→ **Exercise requirements**
Copy, from the listing, every line in which the string "Scale" is present.

=====

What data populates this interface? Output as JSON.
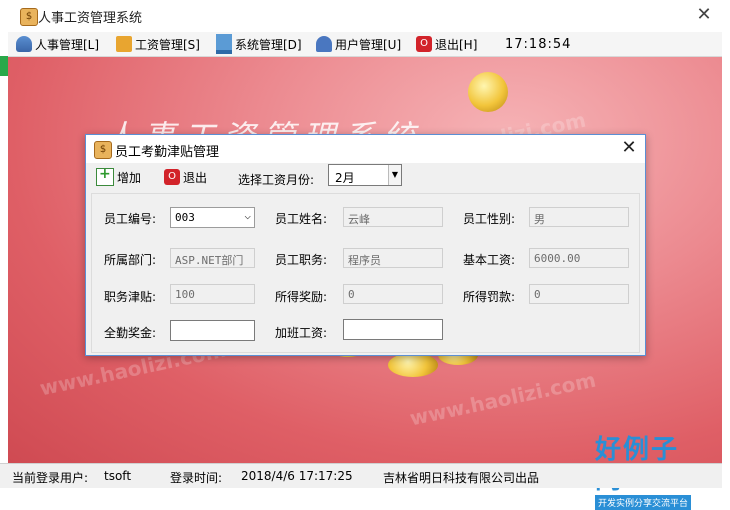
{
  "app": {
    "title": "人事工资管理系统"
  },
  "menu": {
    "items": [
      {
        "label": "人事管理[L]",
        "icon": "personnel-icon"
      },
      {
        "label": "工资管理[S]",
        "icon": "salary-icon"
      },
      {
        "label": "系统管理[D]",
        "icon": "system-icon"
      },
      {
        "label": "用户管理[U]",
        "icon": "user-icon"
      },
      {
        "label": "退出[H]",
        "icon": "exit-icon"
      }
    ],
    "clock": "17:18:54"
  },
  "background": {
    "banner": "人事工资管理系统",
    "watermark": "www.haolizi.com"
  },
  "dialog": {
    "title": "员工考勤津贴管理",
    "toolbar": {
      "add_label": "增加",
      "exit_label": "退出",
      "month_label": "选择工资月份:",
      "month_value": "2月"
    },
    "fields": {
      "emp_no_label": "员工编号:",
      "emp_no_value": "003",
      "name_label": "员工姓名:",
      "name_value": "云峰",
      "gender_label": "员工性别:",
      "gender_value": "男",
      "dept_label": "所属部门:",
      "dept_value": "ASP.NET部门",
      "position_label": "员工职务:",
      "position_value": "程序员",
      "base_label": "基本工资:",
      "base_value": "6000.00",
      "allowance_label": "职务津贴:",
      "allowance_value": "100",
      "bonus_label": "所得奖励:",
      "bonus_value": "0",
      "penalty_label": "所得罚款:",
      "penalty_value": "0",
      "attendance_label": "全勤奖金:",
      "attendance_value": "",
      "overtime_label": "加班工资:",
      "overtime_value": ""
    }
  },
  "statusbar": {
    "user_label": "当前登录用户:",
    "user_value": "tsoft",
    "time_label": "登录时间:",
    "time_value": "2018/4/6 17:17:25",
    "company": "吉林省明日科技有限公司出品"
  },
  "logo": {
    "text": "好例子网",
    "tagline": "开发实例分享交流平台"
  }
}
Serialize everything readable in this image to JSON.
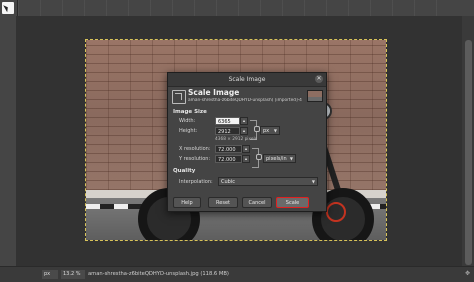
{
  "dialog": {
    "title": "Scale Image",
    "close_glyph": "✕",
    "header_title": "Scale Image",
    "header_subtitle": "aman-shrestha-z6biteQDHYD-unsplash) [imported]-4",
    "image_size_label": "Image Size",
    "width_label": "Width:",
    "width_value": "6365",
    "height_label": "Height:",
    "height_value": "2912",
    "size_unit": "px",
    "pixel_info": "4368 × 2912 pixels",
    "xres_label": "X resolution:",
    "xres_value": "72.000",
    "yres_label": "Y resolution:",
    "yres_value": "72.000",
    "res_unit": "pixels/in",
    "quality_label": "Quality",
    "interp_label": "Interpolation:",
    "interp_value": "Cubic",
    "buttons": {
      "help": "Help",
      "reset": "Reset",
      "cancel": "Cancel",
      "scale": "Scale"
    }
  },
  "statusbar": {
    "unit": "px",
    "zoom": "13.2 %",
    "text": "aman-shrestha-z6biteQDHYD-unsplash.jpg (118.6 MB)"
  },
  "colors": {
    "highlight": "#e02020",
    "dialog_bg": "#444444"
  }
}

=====

→ **Solution for this task**
    "title": "Scale Image",
    "header_title": "Scale Image",
      "scale": "Scale"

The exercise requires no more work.